┏━━

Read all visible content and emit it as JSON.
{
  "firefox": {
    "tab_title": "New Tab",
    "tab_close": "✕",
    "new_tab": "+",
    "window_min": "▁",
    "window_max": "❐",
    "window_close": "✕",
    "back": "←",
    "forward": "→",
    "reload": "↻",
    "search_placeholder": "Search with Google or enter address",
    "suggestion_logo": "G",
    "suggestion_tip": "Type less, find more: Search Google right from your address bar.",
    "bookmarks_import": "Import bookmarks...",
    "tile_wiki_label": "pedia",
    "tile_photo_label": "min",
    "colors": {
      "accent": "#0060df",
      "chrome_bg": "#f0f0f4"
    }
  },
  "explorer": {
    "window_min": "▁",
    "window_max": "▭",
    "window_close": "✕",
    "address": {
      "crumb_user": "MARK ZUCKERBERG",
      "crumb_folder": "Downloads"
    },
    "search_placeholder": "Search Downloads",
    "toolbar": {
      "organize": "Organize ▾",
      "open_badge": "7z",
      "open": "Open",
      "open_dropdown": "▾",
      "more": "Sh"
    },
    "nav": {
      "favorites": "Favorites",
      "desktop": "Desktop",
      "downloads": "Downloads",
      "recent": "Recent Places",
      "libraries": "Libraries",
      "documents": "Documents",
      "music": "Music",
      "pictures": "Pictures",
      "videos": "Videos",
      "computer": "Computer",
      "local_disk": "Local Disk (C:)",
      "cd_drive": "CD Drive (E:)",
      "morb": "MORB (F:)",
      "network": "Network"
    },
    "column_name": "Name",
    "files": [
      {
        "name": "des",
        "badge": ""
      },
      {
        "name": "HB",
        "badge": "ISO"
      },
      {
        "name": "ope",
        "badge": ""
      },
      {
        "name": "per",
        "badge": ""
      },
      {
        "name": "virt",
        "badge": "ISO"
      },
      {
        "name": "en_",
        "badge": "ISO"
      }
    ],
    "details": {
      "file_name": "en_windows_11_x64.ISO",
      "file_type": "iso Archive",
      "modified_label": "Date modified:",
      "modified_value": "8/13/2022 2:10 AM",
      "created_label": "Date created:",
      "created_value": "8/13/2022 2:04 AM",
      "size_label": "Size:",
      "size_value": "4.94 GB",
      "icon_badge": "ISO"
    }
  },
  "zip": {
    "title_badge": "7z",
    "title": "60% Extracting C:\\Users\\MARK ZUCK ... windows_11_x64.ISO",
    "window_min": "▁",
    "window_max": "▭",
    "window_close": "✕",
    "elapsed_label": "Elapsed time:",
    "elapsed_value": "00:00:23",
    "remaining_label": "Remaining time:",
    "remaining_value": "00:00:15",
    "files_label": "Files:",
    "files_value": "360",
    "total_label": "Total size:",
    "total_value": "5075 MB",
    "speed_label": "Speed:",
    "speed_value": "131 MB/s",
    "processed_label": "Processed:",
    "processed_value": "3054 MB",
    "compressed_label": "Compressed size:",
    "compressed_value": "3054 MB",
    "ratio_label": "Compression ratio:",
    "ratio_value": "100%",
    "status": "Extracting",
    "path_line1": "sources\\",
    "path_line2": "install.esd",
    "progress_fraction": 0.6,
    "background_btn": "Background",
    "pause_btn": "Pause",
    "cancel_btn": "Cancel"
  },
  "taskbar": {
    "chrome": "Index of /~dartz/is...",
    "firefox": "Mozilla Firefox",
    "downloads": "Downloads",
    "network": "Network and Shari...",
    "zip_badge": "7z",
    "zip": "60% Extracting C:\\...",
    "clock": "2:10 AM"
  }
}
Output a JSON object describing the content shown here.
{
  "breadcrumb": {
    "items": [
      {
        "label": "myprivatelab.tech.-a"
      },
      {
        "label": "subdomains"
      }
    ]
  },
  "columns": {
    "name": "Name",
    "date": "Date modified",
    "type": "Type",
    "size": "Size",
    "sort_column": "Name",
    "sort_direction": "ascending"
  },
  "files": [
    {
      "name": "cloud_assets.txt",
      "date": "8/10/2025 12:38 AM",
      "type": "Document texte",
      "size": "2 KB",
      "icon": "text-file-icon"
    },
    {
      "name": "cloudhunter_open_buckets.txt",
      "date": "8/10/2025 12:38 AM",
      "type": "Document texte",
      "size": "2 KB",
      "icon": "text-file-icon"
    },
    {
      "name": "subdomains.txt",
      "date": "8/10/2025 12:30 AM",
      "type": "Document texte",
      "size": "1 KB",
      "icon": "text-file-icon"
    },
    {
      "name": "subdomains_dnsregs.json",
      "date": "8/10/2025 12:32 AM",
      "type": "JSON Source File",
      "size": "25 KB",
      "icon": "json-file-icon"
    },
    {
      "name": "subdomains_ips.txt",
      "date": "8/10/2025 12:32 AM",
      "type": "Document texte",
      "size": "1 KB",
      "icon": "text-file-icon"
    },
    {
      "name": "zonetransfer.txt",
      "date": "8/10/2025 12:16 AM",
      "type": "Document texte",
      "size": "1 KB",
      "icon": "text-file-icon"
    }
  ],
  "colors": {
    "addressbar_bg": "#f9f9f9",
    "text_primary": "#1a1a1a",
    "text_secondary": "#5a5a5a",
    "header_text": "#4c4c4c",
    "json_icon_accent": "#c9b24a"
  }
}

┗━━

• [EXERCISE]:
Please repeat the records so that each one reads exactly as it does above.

• [SOLUTION FOR THIS EXERCISE]:
Read all visible content and emit it as JSON.
{
  "firefox": {
    "tab_title": "New Tab",
    "tab_close": "✕",
    "new_tab": "+",
    "window_min": "▁",
    "window_max": "❐",
    "window_close": "✕",
    "back": "←",
    "forward": "→",
    "reload": "↻",
    "search_placeholder": "Search with Google or enter address",
    "suggestion_logo": "G",
    "suggestion_tip": "Type less, find more: Search Google right from your address bar.",
    "bookmarks_import": "Import bookmarks...",
    "tile_wiki_label": "pedia",
    "tile_photo_label": "min",
    "colors": {
      "accent": "#0060df",
      "chrome_bg": "#f0f0f4"
    }
  },
  "explorer": {
    "window_min": "▁",
    "window_max": "▭",
    "window_close": "✕",
    "address": {
      "crumb_user": "MARK ZUCKERBERG",
      "crumb_folder": "Downloads"
    },
    "search_placeholder": "Search Downloads",
    "toolbar": {
      "organize": "Organize ▾",
      "open_badge": "7z",
      "open": "Open",
      "open_dropdown": "▾",
      "more": "Sh"
    },
    "nav": {
      "favorites": "Favorites",
      "desktop": "Desktop",
      "downloads": "Downloads",
      "recent": "Recent Places",
      "libraries": "Libraries",
      "documents": "Documents",
      "music": "Music",
      "pictures": "Pictures",
      "videos": "Videos",
      "computer": "Computer",
      "local_disk": "Local Disk (C:)",
      "cd_drive": "CD Drive (E:)",
      "morb": "MORB (F:)",
      "network": "Network"
    },
    "column_name": "Name",
    "files": [
      {
        "name": "des",
        "badge": ""
      },
      {
        "name": "HB",
        "badge": "ISO"
      },
      {
        "name": "ope",
        "badge": ""
      },
      {
        "name": "per",
        "badge": ""
      },
      {
        "name": "virt",
        "badge": "ISO"
      },
      {
        "name": "en_",
        "badge": "ISO"
      }
    ],
    "details": {
      "file_name": "en_windows_11_x64.ISO",
      "file_type": "iso Archive",
      "modified_label": "Date modified:",
      "modified_value": "8/13/2022 2:10 AM",
      "created_label": "Date created:",
      "created_value": "8/13/2022 2:04 AM",
      "size_label": "Size:",
      "size_value": "4.94 GB",
      "icon_badge": "ISO"
    }
  },
  "zip": {
    "title_badge": "7z",
    "title": "60% Extracting C:\\Users\\MARK ZUCK ... windows_11_x64.ISO",
    "window_min": "▁",
    "window_max": "▭",
    "window_close": "✕",
    "elapsed_label": "Elapsed time:",
    "elapsed_value": "00:00:23",
    "remaining_label": "Remaining time:",
    "remaining_value": "00:00:15",
    "files_label": "Files:",
    "files_value": "360",
    "total_label": "Total size:",
    "total_value": "5075 MB",
    "speed_label": "Speed:",
    "speed_value": "131 MB/s",
    "processed_label": "Processed:",
    "processed_value": "3054 MB",
    "compressed_label": "Compressed size:",
    "compressed_value": "3054 MB",
    "ratio_label": "Compression ratio:",
    "ratio_value": "100%",
    "status": "Extracting",
    "path_line1": "sources\\",
    "path_line2": "install.esd",
    "progress_fraction": 0.6,
    "background_btn": "Background",
    "pause_btn": "Pause",
    "cancel_btn": "Cancel"
  },
  "taskbar": {
    "chrome": "Index of /~dartz/is...",
    "firefox": "Mozilla Firefox",
    "downloads": "Downloads",
    "network": "Network and Shari...",
    "zip_badge": "7z",
    "zip": "60% Extracting C:\\...",
    "clock": "2:10 AM"
  }
}
Output a JSON object describing the content shown here.
{
  "breadcrumb": {
    "items": [
      {
        "label": "myprivatelab.tech.-a"
      },
      {
        "label": "subdomains"
      }
    ]
  },
  "columns": {
    "name": "Name",
    "date": "Date modified",
    "type": "Type",
    "size": "Size",
    "sort_column": "Name",
    "sort_direction": "ascending"
  },
  "files": [
    {
      "name": "cloud_assets.txt",
      "date": "8/10/2025 12:38 AM",
      "type": "Document texte",
      "size": "2 KB",
      "icon": "text-file-icon"
    },
    {
      "name": "cloudhunter_open_buckets.txt",
      "date": "8/10/2025 12:38 AM",
      "type": "Document texte",
      "size": "2 KB",
      "icon": "text-file-icon"
    },
    {
      "name": "subdomains.txt",
      "date": "8/10/2025 12:30 AM",
      "type": "Document texte",
      "size": "1 KB",
      "icon": "text-file-icon"
    },
    {
      "name": "subdomains_dnsregs.json",
      "date": "8/10/2025 12:32 AM",
      "type": "JSON Source File",
      "size": "25 KB",
      "icon": "json-file-icon"
    },
    {
      "name": "subdomains_ips.txt",
      "date": "8/10/2025 12:32 AM",
      "type": "Document texte",
      "size": "1 KB",
      "icon": "text-file-icon"
    },
    {
      "name": "zonetransfer.txt",
      "date": "8/10/2025 12:16 AM",
      "type": "Document texte",
      "size": "1 KB",
      "icon": "text-file-icon"
    }
  ],
  "colors": {
    "addressbar_bg": "#f9f9f9",
    "text_primary": "#1a1a1a",
    "text_secondary": "#5a5a5a",
    "header_text": "#4c4c4c",
    "json_icon_accent": "#c9b24a"
  }
}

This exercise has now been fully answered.